    To determine whether the EU ban met its objective of discouraging people from smoking or encouraging them to quit, Euromonitor International, on behalf of the Foundation for a Smoke-Free World, surveyed more than 6,000 adult menthol cigarette smokers in eight EU countries before and after the menthol cigarette ban. While the pre-ban surveys queried awareness and intention to quit or switch, the post-ban surveys queried behavior.

    Main takeaways of the surveys included a lower rate of quitting smoking completely (8 percent) than indicated in the pre-ban survey (12 percent) and higher use of products that allow consumers to manually add a flavor to regular tobacco products. Thirteen percent of respondents said they had started buying products such as menthol flavor cards or menthol filter tips after the ban as opposed to 8 percent who had the pre-ban intention to do so.

    Thirty percent of respondents said they had reduced consumption of menthol cigarettes after the ban. Twenty-eight percent indicated they had stopped smoking menthol cigarettes but continued to consume regular cigarettes (pre-ban intention: 35 percent). Twelve percent said they had stopped consuming menthol cigarettes after the ban but increased their consumption of nonmenthol cigarettes (pre-ban intention: 13 percent). Eighteen percent stated post-ban they had switched to other menthol products not affected by the ban, such as menthol cigars, cigarillos, e-cigarettes and HTPs (pre-ban intention: 19 percent).

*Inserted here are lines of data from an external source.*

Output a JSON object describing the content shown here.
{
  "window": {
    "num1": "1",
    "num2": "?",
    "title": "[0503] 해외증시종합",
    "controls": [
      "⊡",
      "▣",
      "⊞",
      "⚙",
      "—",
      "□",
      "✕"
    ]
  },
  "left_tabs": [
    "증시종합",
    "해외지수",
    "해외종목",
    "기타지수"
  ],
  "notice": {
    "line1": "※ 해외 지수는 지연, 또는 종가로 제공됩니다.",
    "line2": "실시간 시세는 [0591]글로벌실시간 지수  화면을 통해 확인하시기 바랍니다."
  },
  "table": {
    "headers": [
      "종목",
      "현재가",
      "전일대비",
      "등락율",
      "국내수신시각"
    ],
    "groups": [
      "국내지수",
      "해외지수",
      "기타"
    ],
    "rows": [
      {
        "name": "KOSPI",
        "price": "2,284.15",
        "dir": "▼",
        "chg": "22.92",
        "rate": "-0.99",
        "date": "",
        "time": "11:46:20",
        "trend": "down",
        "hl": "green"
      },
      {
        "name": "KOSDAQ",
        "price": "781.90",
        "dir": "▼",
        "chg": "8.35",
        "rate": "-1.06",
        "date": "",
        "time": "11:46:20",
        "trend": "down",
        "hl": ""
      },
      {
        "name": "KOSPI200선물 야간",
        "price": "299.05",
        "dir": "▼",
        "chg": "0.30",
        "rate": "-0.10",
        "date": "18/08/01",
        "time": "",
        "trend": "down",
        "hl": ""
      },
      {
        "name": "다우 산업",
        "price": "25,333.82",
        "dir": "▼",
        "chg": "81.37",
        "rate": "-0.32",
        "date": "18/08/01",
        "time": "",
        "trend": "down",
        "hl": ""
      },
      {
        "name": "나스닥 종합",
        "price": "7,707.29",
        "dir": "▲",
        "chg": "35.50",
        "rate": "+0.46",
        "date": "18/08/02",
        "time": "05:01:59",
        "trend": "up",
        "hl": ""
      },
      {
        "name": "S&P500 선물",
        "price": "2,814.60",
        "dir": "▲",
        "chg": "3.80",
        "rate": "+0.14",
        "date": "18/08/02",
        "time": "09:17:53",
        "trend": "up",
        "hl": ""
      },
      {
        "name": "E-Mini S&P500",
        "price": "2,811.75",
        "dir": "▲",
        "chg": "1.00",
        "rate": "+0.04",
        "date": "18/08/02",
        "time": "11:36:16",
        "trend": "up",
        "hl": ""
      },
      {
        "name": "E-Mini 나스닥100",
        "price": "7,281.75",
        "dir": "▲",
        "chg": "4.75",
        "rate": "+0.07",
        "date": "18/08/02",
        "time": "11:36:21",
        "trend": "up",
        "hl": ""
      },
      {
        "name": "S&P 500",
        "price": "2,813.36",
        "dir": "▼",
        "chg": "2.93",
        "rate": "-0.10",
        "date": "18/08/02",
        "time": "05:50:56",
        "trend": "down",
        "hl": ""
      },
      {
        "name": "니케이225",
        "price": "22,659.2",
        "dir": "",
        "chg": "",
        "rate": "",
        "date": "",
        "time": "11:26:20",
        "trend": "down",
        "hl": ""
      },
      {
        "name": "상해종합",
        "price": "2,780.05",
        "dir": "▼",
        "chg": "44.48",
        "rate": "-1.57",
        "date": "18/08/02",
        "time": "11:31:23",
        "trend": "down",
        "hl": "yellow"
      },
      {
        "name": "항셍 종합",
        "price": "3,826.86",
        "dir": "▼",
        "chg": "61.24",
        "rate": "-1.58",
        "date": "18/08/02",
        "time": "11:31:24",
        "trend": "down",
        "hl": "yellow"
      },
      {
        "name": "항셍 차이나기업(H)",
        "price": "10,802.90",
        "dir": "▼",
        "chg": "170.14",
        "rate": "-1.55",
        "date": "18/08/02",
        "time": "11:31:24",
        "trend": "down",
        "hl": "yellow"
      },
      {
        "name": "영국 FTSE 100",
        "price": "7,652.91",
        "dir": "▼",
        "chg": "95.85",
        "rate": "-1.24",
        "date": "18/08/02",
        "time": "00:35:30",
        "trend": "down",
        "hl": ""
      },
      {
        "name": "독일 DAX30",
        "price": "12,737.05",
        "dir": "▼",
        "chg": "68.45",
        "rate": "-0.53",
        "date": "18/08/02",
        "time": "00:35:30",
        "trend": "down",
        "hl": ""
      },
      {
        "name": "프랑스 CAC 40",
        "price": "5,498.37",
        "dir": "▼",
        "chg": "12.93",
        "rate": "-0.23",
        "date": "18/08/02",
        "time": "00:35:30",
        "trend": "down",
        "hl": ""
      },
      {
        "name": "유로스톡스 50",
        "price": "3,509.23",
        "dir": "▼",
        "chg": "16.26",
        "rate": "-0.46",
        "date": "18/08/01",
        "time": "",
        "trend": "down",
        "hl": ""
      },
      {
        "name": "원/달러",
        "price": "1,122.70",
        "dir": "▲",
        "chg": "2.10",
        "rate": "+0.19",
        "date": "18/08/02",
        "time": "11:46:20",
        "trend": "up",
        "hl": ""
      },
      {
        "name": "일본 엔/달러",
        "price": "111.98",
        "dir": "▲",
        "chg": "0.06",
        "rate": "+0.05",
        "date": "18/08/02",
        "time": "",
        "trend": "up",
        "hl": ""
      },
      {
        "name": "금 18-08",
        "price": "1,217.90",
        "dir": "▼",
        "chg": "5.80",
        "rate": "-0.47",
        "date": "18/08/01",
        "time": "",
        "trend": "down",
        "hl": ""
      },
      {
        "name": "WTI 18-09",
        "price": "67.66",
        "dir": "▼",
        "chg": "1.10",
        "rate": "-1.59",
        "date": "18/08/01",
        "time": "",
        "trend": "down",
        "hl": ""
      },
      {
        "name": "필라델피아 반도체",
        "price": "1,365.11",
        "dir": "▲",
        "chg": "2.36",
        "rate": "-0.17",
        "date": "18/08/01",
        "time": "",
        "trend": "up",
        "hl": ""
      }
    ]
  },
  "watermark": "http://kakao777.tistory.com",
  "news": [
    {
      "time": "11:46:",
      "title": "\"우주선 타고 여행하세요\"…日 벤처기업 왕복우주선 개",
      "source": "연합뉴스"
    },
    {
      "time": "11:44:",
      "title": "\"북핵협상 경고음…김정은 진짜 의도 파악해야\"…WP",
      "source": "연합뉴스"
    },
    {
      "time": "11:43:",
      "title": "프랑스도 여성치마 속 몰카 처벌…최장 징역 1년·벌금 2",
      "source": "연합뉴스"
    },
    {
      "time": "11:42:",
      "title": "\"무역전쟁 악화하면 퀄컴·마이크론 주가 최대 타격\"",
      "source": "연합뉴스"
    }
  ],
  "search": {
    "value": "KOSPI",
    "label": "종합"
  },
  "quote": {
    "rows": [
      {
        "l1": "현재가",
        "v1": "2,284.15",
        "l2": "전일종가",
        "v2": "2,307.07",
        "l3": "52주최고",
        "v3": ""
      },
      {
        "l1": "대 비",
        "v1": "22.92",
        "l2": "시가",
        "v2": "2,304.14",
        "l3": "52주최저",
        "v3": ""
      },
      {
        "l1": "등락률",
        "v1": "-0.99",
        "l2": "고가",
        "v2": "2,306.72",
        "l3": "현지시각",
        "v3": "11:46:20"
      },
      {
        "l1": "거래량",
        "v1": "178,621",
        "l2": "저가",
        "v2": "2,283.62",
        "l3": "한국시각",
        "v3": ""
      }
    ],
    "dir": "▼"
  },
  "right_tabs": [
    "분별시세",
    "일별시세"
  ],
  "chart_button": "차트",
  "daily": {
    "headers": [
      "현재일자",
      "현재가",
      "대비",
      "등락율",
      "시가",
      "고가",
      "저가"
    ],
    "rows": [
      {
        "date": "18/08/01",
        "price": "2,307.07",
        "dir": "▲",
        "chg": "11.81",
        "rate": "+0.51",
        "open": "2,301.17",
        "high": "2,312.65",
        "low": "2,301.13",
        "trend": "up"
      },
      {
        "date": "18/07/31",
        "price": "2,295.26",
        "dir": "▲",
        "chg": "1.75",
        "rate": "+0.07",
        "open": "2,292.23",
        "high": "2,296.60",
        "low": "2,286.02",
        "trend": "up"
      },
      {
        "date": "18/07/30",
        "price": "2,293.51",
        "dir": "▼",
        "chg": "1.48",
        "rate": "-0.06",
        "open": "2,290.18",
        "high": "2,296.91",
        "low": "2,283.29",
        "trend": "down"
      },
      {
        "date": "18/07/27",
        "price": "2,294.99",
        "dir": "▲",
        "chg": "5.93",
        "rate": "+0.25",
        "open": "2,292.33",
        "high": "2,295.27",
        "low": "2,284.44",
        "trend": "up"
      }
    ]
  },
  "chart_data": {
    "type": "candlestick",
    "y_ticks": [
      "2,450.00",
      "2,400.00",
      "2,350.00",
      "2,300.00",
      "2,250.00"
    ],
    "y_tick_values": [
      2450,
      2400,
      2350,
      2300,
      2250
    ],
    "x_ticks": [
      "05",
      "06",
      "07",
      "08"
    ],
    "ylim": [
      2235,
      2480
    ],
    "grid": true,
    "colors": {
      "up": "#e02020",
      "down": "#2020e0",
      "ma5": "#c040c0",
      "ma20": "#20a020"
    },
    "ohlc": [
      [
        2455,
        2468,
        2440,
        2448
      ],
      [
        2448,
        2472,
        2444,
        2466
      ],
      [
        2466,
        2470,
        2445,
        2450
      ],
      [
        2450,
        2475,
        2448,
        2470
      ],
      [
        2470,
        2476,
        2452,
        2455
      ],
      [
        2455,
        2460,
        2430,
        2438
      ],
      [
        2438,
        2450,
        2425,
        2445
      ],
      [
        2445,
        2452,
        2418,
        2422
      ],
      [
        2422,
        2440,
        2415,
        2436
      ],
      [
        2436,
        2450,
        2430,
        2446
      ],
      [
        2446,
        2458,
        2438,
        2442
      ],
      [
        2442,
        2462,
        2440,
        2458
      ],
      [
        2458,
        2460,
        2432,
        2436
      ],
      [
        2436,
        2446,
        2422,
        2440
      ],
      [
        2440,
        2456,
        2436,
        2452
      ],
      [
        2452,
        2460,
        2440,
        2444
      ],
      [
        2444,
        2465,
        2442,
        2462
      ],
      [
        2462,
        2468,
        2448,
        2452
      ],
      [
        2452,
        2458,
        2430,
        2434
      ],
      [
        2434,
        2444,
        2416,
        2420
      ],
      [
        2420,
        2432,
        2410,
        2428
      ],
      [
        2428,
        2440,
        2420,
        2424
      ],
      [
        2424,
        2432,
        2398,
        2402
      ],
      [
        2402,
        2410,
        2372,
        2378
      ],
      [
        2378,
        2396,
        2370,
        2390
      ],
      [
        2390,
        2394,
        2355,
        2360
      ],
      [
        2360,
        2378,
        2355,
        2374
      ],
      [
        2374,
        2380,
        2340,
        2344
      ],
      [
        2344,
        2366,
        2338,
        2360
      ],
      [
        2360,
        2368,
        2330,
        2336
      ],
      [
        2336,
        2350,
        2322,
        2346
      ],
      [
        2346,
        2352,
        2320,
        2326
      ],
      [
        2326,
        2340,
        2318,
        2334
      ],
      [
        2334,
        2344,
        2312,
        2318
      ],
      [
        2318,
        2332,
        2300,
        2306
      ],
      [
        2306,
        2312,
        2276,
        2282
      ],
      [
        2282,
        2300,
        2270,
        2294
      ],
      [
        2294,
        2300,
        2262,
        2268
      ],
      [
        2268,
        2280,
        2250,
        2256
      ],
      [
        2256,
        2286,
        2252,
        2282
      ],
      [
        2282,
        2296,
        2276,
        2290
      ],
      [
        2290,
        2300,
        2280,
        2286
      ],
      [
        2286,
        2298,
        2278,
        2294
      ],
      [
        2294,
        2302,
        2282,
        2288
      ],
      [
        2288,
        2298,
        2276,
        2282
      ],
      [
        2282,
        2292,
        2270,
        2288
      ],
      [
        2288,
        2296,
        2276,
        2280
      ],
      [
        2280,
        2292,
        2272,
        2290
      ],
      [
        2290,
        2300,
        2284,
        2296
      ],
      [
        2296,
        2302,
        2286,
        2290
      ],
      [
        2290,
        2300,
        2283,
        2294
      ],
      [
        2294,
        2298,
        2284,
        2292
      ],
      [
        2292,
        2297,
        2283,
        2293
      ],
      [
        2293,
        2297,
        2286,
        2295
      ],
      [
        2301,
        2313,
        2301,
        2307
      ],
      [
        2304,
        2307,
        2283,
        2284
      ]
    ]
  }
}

    Thirteen percent had started buying menthol cigarettes from other sources (pre-ban intention: 12 percent), more precisely from friends or family who had travelled to countries where menthol cigarettes were still legal or from online retailers shipping from other countries.

    Interestingly, when unprompted, only 43 percent of respondents considered menthol cigarettes to be illegal in the post-ban surveys. While 10 percent were unsure of the legal status of menthol products, 27 percent still believed them to be legal or to be banned in the future (20 percent).

    Harm Reduction Instead of Prohibition

    Interestingly, the EU menthol ban appears to have nudged smokers a bit toward less hazardous forms of nicotine consumption. Of the 18 percent of respondents who said they had switched to other menthol products not affected by the ban, the majority chose RRPs. On average, 57 percent of respondents said they had switched to e-cigarettes, with the highest percentages being observed in Poland (67 percent) and the U.K. (57 percent), two markets with high vaping prevalence. Overall, 12 percent of switchers indicated they had switched to nicotine-replacement therapy products.

    It’s a development Stier would like to see in the United States, which has yet to fully embrace the concept of tobacco harm reduction by promoting products such as e-cigarettes and snus as safer alternatives to combustible cigarettes. “Instead of going back to prohibition that will bring about unintended consequences, we should encourage smokers, as they do in the U.K., to quit smoking and switch to lower risk vape products. The FDA is sitting on applications to authorize these e-cigarettes now. Instead of banning products the African American community smokes, it should undo the misperceptions surrounding RRPs, offer better alternatives and be truthful about the risks,” he says.